Please work out how many lines in the records below include the word "true", and reply with that number only.

Component data from apps and pages:
# # # #

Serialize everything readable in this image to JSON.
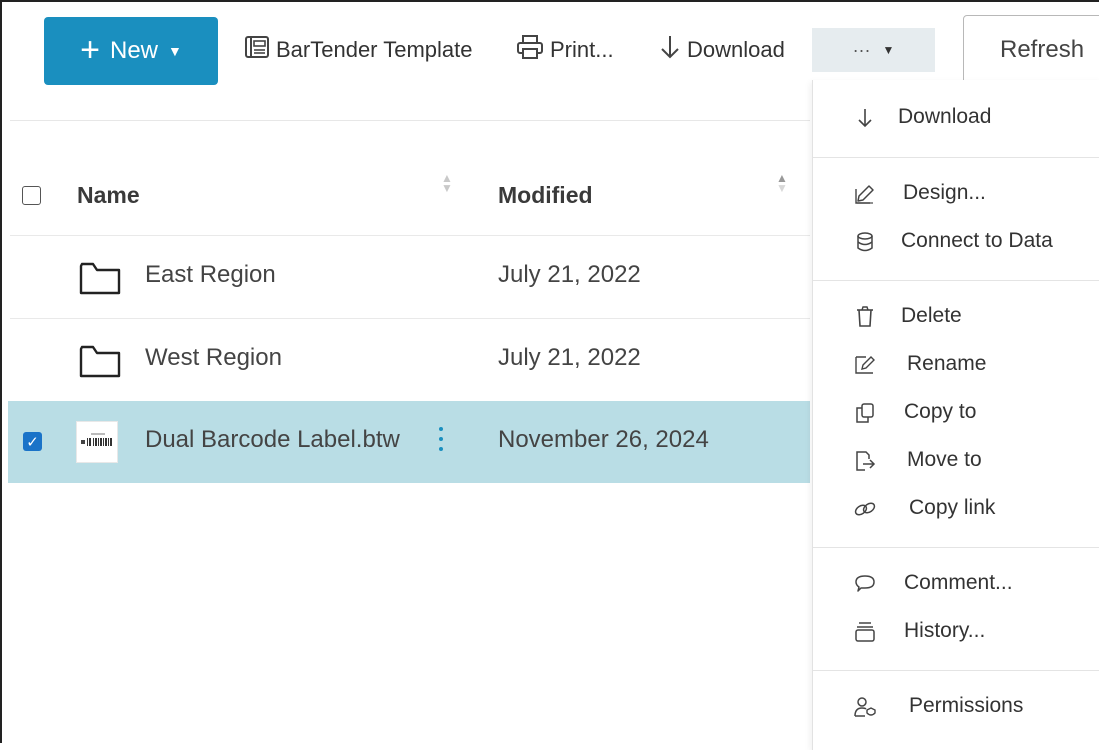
{
  "toolbar": {
    "new_label": "New",
    "bartender_label": "BarTender Template",
    "print_label": "Print...",
    "download_label": "Download",
    "more_label": "···",
    "refresh_label": "Refresh"
  },
  "table": {
    "columns": {
      "name": "Name",
      "modified": "Modified"
    },
    "rows": [
      {
        "name": "East Region",
        "modified": "July 21, 2022",
        "type": "folder",
        "selected": false
      },
      {
        "name": "West Region",
        "modified": "July 21, 2022",
        "type": "folder",
        "selected": false
      },
      {
        "name": "Dual Barcode Label.btw",
        "modified": "November 26, 2024",
        "type": "file",
        "selected": true
      }
    ]
  },
  "menu": {
    "items": [
      {
        "label": "Download",
        "icon": "arrow-down-icon"
      },
      {
        "label": "Design...",
        "icon": "pencil-icon"
      },
      {
        "label": "Connect to Data",
        "icon": "database-icon"
      },
      {
        "label": "Delete",
        "icon": "trash-icon"
      },
      {
        "label": "Rename",
        "icon": "rename-icon"
      },
      {
        "label": "Copy to",
        "icon": "copy-icon"
      },
      {
        "label": "Move to",
        "icon": "move-icon"
      },
      {
        "label": "Copy link",
        "icon": "link-icon"
      },
      {
        "label": "Comment...",
        "icon": "comment-icon"
      },
      {
        "label": "History...",
        "icon": "history-icon"
      },
      {
        "label": "Permissions",
        "icon": "permissions-icon"
      }
    ]
  },
  "colors": {
    "accent": "#1a8fbf",
    "selected_row": "#b9dde5",
    "checkbox": "#1a73c8"
  }
}
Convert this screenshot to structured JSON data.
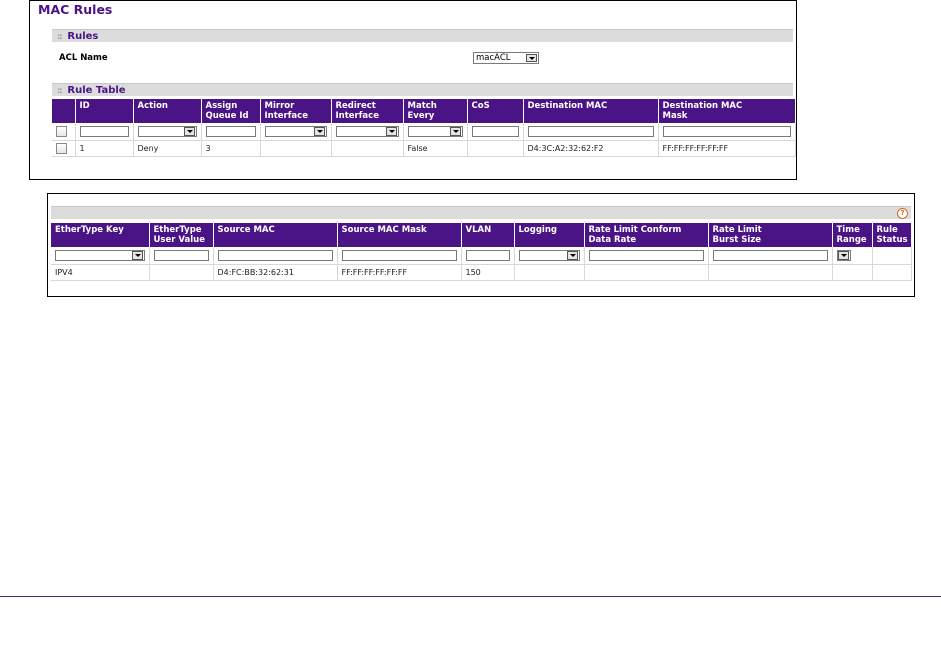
{
  "page": {
    "title": "MAC Rules"
  },
  "rules_section": {
    "header": "Rules",
    "acl_name_label": "ACL Name",
    "acl_name_value": "macACL"
  },
  "rule_table": {
    "header": "Rule Table",
    "columns": [
      "",
      "ID",
      "Action",
      "Assign Queue Id",
      "Mirror Interface",
      "Redirect Interface",
      "Match Every",
      "CoS",
      "Destination MAC",
      "Destination MAC Mask"
    ],
    "column_lines": [
      [
        "",
        ""
      ],
      [
        "ID",
        ""
      ],
      [
        "Action",
        ""
      ],
      [
        "Assign",
        "Queue Id"
      ],
      [
        "Mirror",
        "Interface"
      ],
      [
        "Redirect",
        "Interface"
      ],
      [
        "Match",
        "Every"
      ],
      [
        "CoS",
        ""
      ],
      [
        "Destination MAC",
        ""
      ],
      [
        "Destination MAC",
        "Mask"
      ]
    ],
    "row": {
      "id": "1",
      "action": "Deny",
      "assign_queue_id": "3",
      "mirror_interface": "",
      "redirect_interface": "",
      "match_every": "False",
      "cos": "",
      "destination_mac": "D4:3C:A2:32:62:F2",
      "destination_mac_mask": "FF:FF:FF:FF:FF:FF"
    }
  },
  "extended_table": {
    "column_lines": [
      [
        "EtherType Key",
        ""
      ],
      [
        "EtherType",
        "User Value"
      ],
      [
        "Source MAC",
        ""
      ],
      [
        "Source MAC Mask",
        ""
      ],
      [
        "VLAN",
        ""
      ],
      [
        "Logging",
        ""
      ],
      [
        "Rate Limit Conform",
        "Data Rate"
      ],
      [
        "Rate Limit",
        "Burst Size"
      ],
      [
        "Time",
        "Range"
      ],
      [
        "Rule",
        "Status"
      ]
    ],
    "row": {
      "ethertype_key": "IPV4",
      "ethertype_user_value": "",
      "source_mac": "D4:FC:BB:32:62:31",
      "source_mac_mask": "FF:FF:FF:FF:FF:FF",
      "vlan": "150",
      "logging": "",
      "rate_limit_conform": "",
      "rate_limit_burst": "",
      "time_range": "",
      "rule_status": ""
    },
    "help_icon": "help-icon"
  },
  "colors": {
    "header_purple": "#4a1486",
    "section_gray": "#dcdcdc",
    "help_orange": "#e0652b"
  }
}
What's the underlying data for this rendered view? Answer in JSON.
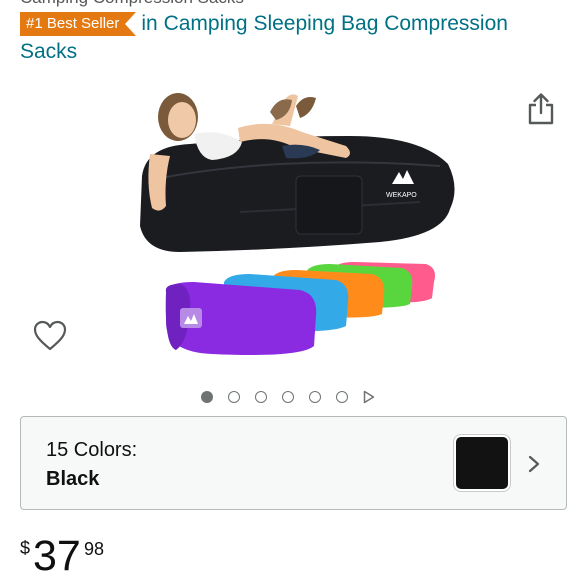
{
  "header": {
    "cut_text": "Camping Compression Sacks",
    "badge_label": "#1 Best Seller",
    "category_line": "in Camping Sleeping Bag Compression Sacks"
  },
  "product": {
    "brand_logo_text": "WEKAPO"
  },
  "carousel": {
    "total_images": 6,
    "active_index": 0
  },
  "variation": {
    "label": "15 Colors:",
    "selected_value": "Black",
    "swatch_color": "#121212"
  },
  "price": {
    "symbol": "$",
    "whole": "37",
    "fraction": "98"
  },
  "colors": {
    "badge": "#e47911",
    "link": "#007185",
    "sofa_colors": [
      "#8a2be2",
      "#34a9e8",
      "#ff8c1a",
      "#59d63e",
      "#ff5c8d"
    ]
  }
}
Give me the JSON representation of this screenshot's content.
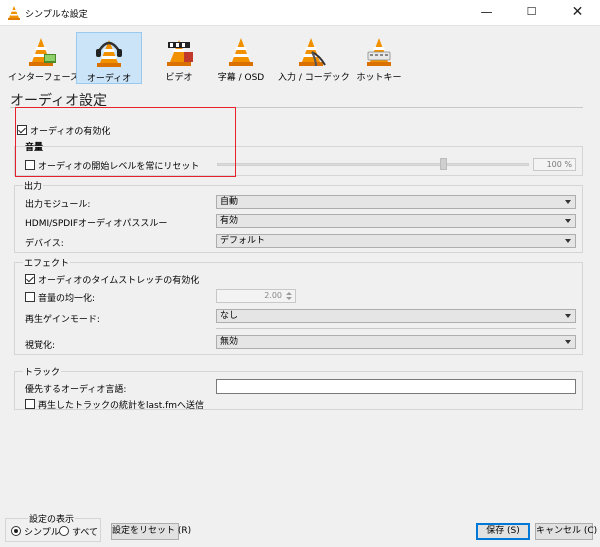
{
  "window": {
    "title": "シンプルな設定",
    "minimize": "—",
    "maximize": "☐",
    "close": "✕"
  },
  "toolbar": {
    "items": [
      {
        "label": "インターフェース",
        "icon": "interface-cone-icon"
      },
      {
        "label": "オーディオ",
        "icon": "audio-headphones-cone-icon"
      },
      {
        "label": "ビデオ",
        "icon": "video-cone-icon"
      },
      {
        "label": "字幕 / OSD",
        "icon": "subtitles-cone-icon"
      },
      {
        "label": "入力 / コーデック",
        "icon": "input-codecs-cone-icon"
      },
      {
        "label": "ホットキー",
        "icon": "hotkeys-cone-icon"
      }
    ],
    "selected_index": 1
  },
  "page": {
    "title": "オーディオ設定"
  },
  "audio": {
    "enable_label": "オーディオの有効化",
    "enable_checked": true,
    "volume_heading": "音量",
    "reset_level_label": "オーディオの開始レベルを常にリセット",
    "reset_level_checked": false,
    "volume_value": "100 %",
    "volume_fraction": 0.73
  },
  "output": {
    "heading": "出力",
    "module_label": "出力モジュール:",
    "module_value": "自動",
    "passthrough_label": "HDMI/SPDIFオーディオパススルー",
    "passthrough_value": "有効",
    "device_label": "デバイス:",
    "device_value": "デフォルト"
  },
  "effects": {
    "heading": "エフェクト",
    "timestretch_label": "オーディオのタイムストレッチの有効化",
    "timestretch_checked": true,
    "normalize_label": "音量の均一化:",
    "normalize_checked": false,
    "normalize_value": "2.00",
    "replay_gain_label": "再生ゲインモード:",
    "replay_gain_value": "なし",
    "visualization_label": "視覚化:",
    "visualization_value": "無効"
  },
  "tracks": {
    "heading": "トラック",
    "preferred_language_label": "優先するオーディオ言語:",
    "preferred_language_value": "",
    "lastfm_label": "再生したトラックの統計をlast.fmへ送信",
    "lastfm_checked": false
  },
  "footer": {
    "show_settings_heading": "設定の表示",
    "simple_label": "シンプル",
    "all_label": "すべて",
    "simple_selected": true,
    "reset_button": "設定をリセット (R)",
    "save_button": "保存 (S)",
    "cancel_button": "キャンセル (C)"
  },
  "colors": {
    "selection_bg": "#cce4f7",
    "highlight_box": "#e8202a",
    "default_button_border": "#0078d7"
  }
}
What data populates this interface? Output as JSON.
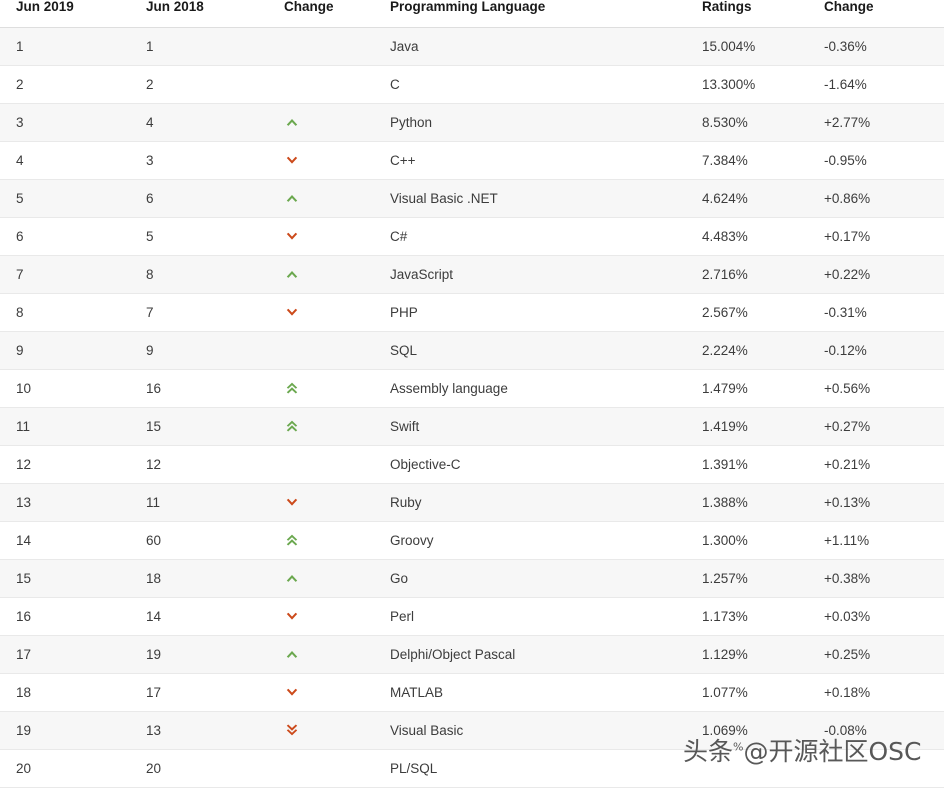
{
  "table": {
    "columns": [
      {
        "key": "rank_new",
        "label": "Jun 2019",
        "name": "column-header-jun-2019"
      },
      {
        "key": "rank_old",
        "label": "Jun 2018",
        "name": "column-header-jun-2018"
      },
      {
        "key": "change",
        "label": "Change",
        "name": "column-header-change-arrow"
      },
      {
        "key": "language",
        "label": "Programming Language",
        "name": "column-header-programming-language"
      },
      {
        "key": "ratings",
        "label": "Ratings",
        "name": "column-header-ratings"
      },
      {
        "key": "delta",
        "label": "Change",
        "name": "column-header-change-delta"
      }
    ],
    "rows": [
      {
        "rank_new": "1",
        "rank_old": "1",
        "change": "none",
        "language": "Java",
        "ratings": "15.004%",
        "delta": "-0.36%"
      },
      {
        "rank_new": "2",
        "rank_old": "2",
        "change": "none",
        "language": "C",
        "ratings": "13.300%",
        "delta": "-1.64%"
      },
      {
        "rank_new": "3",
        "rank_old": "4",
        "change": "up",
        "language": "Python",
        "ratings": "8.530%",
        "delta": "+2.77%"
      },
      {
        "rank_new": "4",
        "rank_old": "3",
        "change": "down",
        "language": "C++",
        "ratings": "7.384%",
        "delta": "-0.95%"
      },
      {
        "rank_new": "5",
        "rank_old": "6",
        "change": "up",
        "language": "Visual Basic .NET",
        "ratings": "4.624%",
        "delta": "+0.86%"
      },
      {
        "rank_new": "6",
        "rank_old": "5",
        "change": "down",
        "language": "C#",
        "ratings": "4.483%",
        "delta": "+0.17%"
      },
      {
        "rank_new": "7",
        "rank_old": "8",
        "change": "up",
        "language": "JavaScript",
        "ratings": "2.716%",
        "delta": "+0.22%"
      },
      {
        "rank_new": "8",
        "rank_old": "7",
        "change": "down",
        "language": "PHP",
        "ratings": "2.567%",
        "delta": "-0.31%"
      },
      {
        "rank_new": "9",
        "rank_old": "9",
        "change": "none",
        "language": "SQL",
        "ratings": "2.224%",
        "delta": "-0.12%"
      },
      {
        "rank_new": "10",
        "rank_old": "16",
        "change": "up-double",
        "language": "Assembly language",
        "ratings": "1.479%",
        "delta": "+0.56%"
      },
      {
        "rank_new": "11",
        "rank_old": "15",
        "change": "up-double",
        "language": "Swift",
        "ratings": "1.419%",
        "delta": "+0.27%"
      },
      {
        "rank_new": "12",
        "rank_old": "12",
        "change": "none",
        "language": "Objective-C",
        "ratings": "1.391%",
        "delta": "+0.21%"
      },
      {
        "rank_new": "13",
        "rank_old": "11",
        "change": "down",
        "language": "Ruby",
        "ratings": "1.388%",
        "delta": "+0.13%"
      },
      {
        "rank_new": "14",
        "rank_old": "60",
        "change": "up-double",
        "language": "Groovy",
        "ratings": "1.300%",
        "delta": "+1.11%"
      },
      {
        "rank_new": "15",
        "rank_old": "18",
        "change": "up",
        "language": "Go",
        "ratings": "1.257%",
        "delta": "+0.38%"
      },
      {
        "rank_new": "16",
        "rank_old": "14",
        "change": "down",
        "language": "Perl",
        "ratings": "1.173%",
        "delta": "+0.03%"
      },
      {
        "rank_new": "17",
        "rank_old": "19",
        "change": "up",
        "language": "Delphi/Object Pascal",
        "ratings": "1.129%",
        "delta": "+0.25%"
      },
      {
        "rank_new": "18",
        "rank_old": "17",
        "change": "down",
        "language": "MATLAB",
        "ratings": "1.077%",
        "delta": "+0.18%"
      },
      {
        "rank_new": "19",
        "rank_old": "13",
        "change": "down-double",
        "language": "Visual Basic",
        "ratings": "1.069%",
        "delta": "-0.08%"
      },
      {
        "rank_new": "20",
        "rank_old": "20",
        "change": "none",
        "language": "PL/SQL",
        "ratings": "",
        "delta": ""
      }
    ]
  },
  "icons": {
    "up": "chevron-up-icon",
    "down": "chevron-down-icon",
    "up-double": "chevron-double-up-icon",
    "down-double": "chevron-double-down-icon",
    "none": "no-change-icon"
  },
  "colors": {
    "up": "#6ba84f",
    "down": "#cc4a1b",
    "row_odd": "#f7f7f7",
    "row_even": "#ffffff",
    "border": "#e9e9e9",
    "text": "#3c3c3c",
    "header_text": "#1a1a1a"
  },
  "watermark": {
    "prefix": "头条",
    "superscript": "%",
    "suffix": "@开源社区OSC"
  }
}
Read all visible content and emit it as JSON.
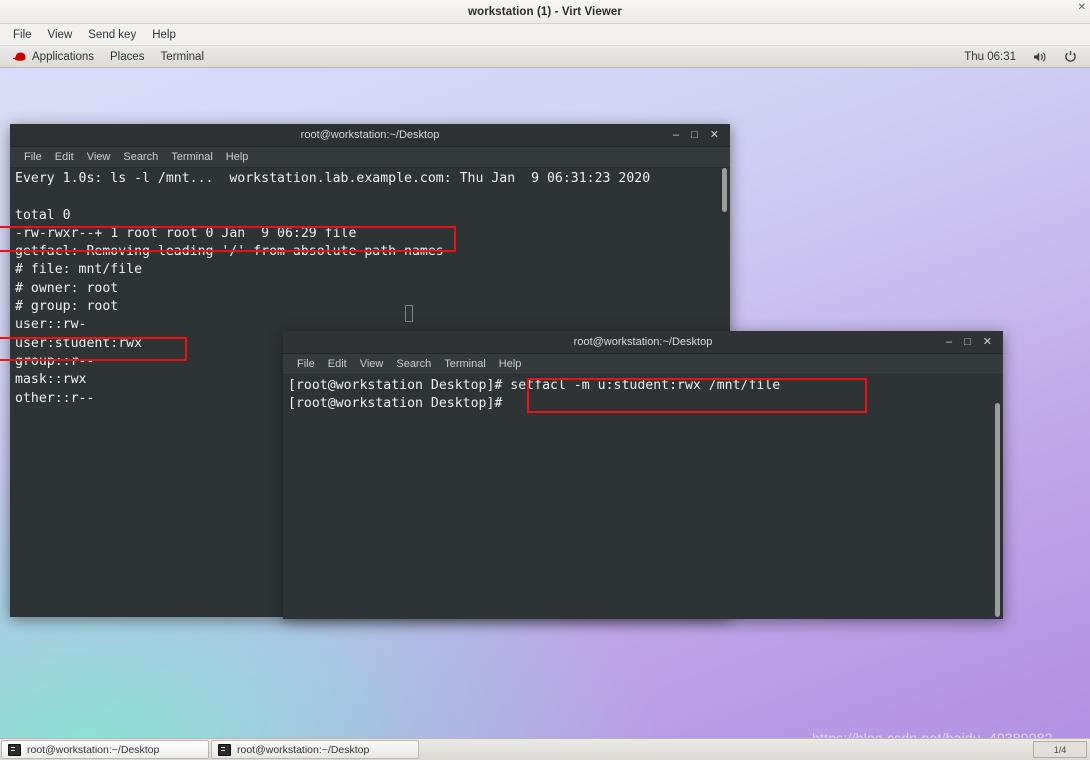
{
  "viewer": {
    "title": "workstation (1) - Virt Viewer",
    "close_hint": "✕",
    "menu": [
      {
        "label": "File"
      },
      {
        "label": "View"
      },
      {
        "label": "Send key"
      },
      {
        "label": "Help"
      }
    ]
  },
  "gnome_panel": {
    "logo_icon": "redhat-logo-icon",
    "left_items": [
      {
        "label": "Applications"
      },
      {
        "label": "Places"
      },
      {
        "label": "Terminal"
      }
    ],
    "clock": "Thu 06:31",
    "volume_icon": "volume-icon",
    "power_icon": "power-icon"
  },
  "colors": {
    "annotation_red": "#ee1111",
    "terminal_bg": "#2e3436",
    "terminal_fg": "#f0f0f0",
    "panel_bg": "#ebeae8",
    "wallpaper_teal": "#8fe0d8",
    "wallpaper_purple": "#b48fe2"
  },
  "terminal_window_1": {
    "title": "root@workstation:~/Desktop",
    "menu": [
      {
        "label": "File"
      },
      {
        "label": "Edit"
      },
      {
        "label": "View"
      },
      {
        "label": "Search"
      },
      {
        "label": "Terminal"
      },
      {
        "label": "Help"
      }
    ],
    "window_buttons": {
      "minimize": "–",
      "maximize": "□",
      "close": "✕"
    },
    "lines": [
      "Every 1.0s: ls -l /mnt...  workstation.lab.example.com: Thu Jan  9 06:31:23 2020",
      "",
      "total 0",
      "-rw-rwxr--+ 1 root root 0 Jan  9 06:29 file",
      "getfacl: Removing leading '/' from absolute path names",
      "# file: mnt/file",
      "# owner: root",
      "# group: root",
      "user::rw-",
      "user:student:rwx",
      "group::r--",
      "mask::rwx",
      "other::r--"
    ]
  },
  "terminal_window_2": {
    "title": "root@workstation:~/Desktop",
    "menu": [
      {
        "label": "File"
      },
      {
        "label": "Edit"
      },
      {
        "label": "View"
      },
      {
        "label": "Search"
      },
      {
        "label": "Terminal"
      },
      {
        "label": "Help"
      }
    ],
    "window_buttons": {
      "minimize": "–",
      "maximize": "□",
      "close": "✕"
    },
    "lines": [
      "[root@workstation Desktop]# setfacl -m u:student:rwx /mnt/file",
      "[root@workstation Desktop]# "
    ]
  },
  "taskbar": {
    "items": [
      {
        "label": "root@workstation:~/Desktop",
        "icon": "terminal-icon"
      },
      {
        "label": "root@workstation:~/Desktop",
        "icon": "terminal-icon"
      }
    ],
    "pager_label": "1/4"
  },
  "watermark": {
    "text": "https://blog.csdn.net/baidu_40389082"
  }
}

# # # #

-- Written answer --
4